(Problem description) Your task is to copy each line of the material that includes "value".

(Given data)
::::::

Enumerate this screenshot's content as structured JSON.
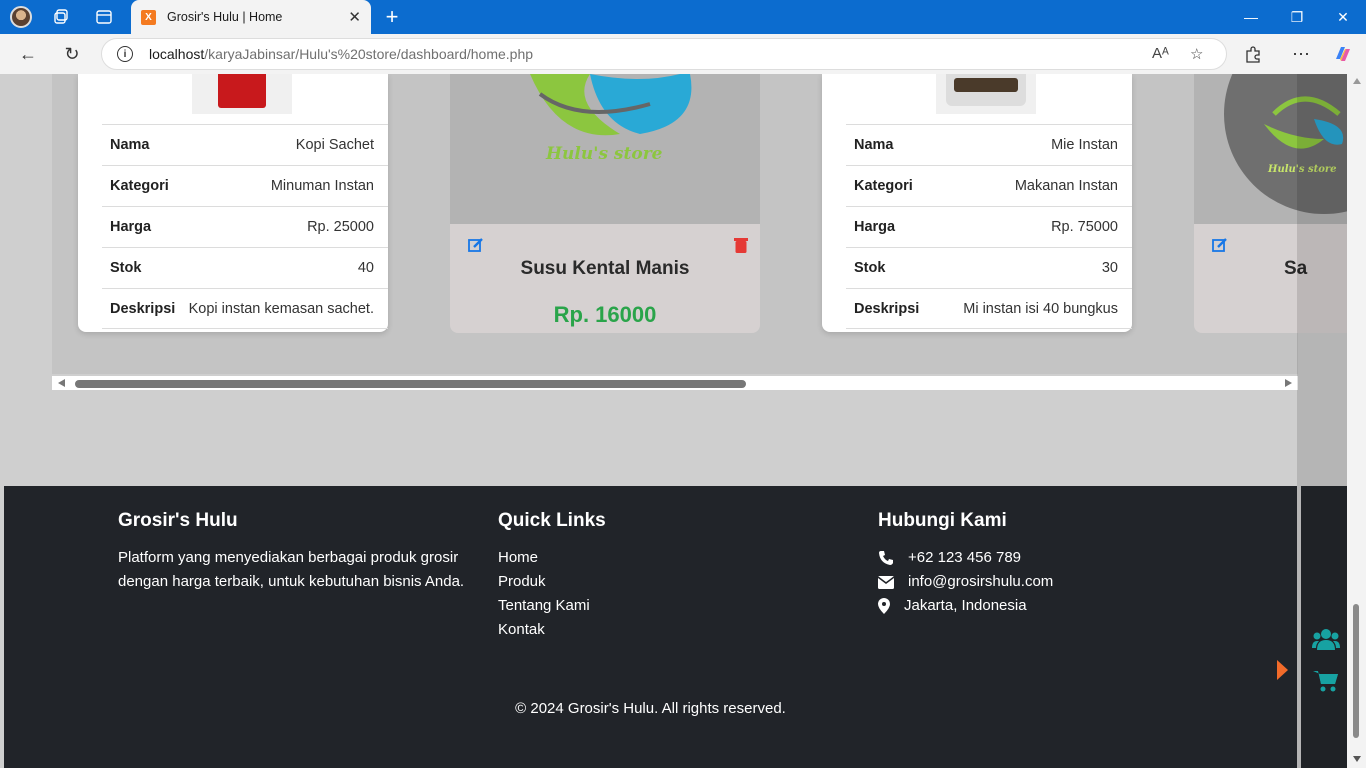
{
  "browser": {
    "tab_title": "Grosir's Hulu | Home",
    "tab_favicon_text": "X",
    "url_host": "localhost",
    "url_path": "/karyaJabinsar/Hulu's%20store/dashboard/home.php",
    "read_aloud_label": "Aᴬ"
  },
  "products": {
    "card1": {
      "rows": [
        {
          "key": "Nama",
          "value": "Kopi Sachet"
        },
        {
          "key": "Kategori",
          "value": "Minuman Instan"
        },
        {
          "key": "Harga",
          "value": "Rp. 25000"
        },
        {
          "key": "Stok",
          "value": "40"
        },
        {
          "key": "Deskripsi",
          "value": "Kopi instan kemasan sachet."
        }
      ]
    },
    "card2": {
      "logo_text": "Hulu's store",
      "name": "Susu Kental Manis",
      "price": "Rp. 16000"
    },
    "card3": {
      "rows": [
        {
          "key": "Nama",
          "value": "Mie Instan"
        },
        {
          "key": "Kategori",
          "value": "Makanan Instan"
        },
        {
          "key": "Harga",
          "value": "Rp. 75000"
        },
        {
          "key": "Stok",
          "value": "30"
        },
        {
          "key": "Deskripsi",
          "value": "Mi instan isi 40 bungkus"
        }
      ]
    },
    "card4": {
      "logo_text": "Hulu's store",
      "name_partial": "Sa"
    }
  },
  "footer": {
    "about": {
      "title": "Grosir's Hulu",
      "text": "Platform yang menyediakan berbagai produk grosir dengan harga terbaik, untuk kebutuhan bisnis Anda."
    },
    "links": {
      "title": "Quick Links",
      "items": [
        "Home",
        "Produk",
        "Tentang Kami",
        "Kontak"
      ]
    },
    "contact": {
      "title": "Hubungi Kami",
      "phone": "+62 123 456 789",
      "email": "info@grosirshulu.com",
      "location": "Jakarta, Indonesia"
    },
    "copyright": "© 2024 Grosir's Hulu. All rights reserved."
  },
  "colors": {
    "accent_green": "#2aa44a",
    "edit_blue": "#1877e6",
    "delete_red": "#e53935",
    "dock_teal": "#17a2a2",
    "toggle_orange": "#f26b2a"
  }
}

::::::

(Written reply)
          "value": "Kopi Sachet"
          "value": "Minuman Instan"
          "value": "Rp. 25000"
          "value": "40"
          "value": "Kopi instan kemasan sachet."
          "value": "Mie Instan"
          "value": "Makanan Instan"
          "value": "Rp. 75000"
          "value": "30"
          "value": "Mi instan isi 40 bungkus"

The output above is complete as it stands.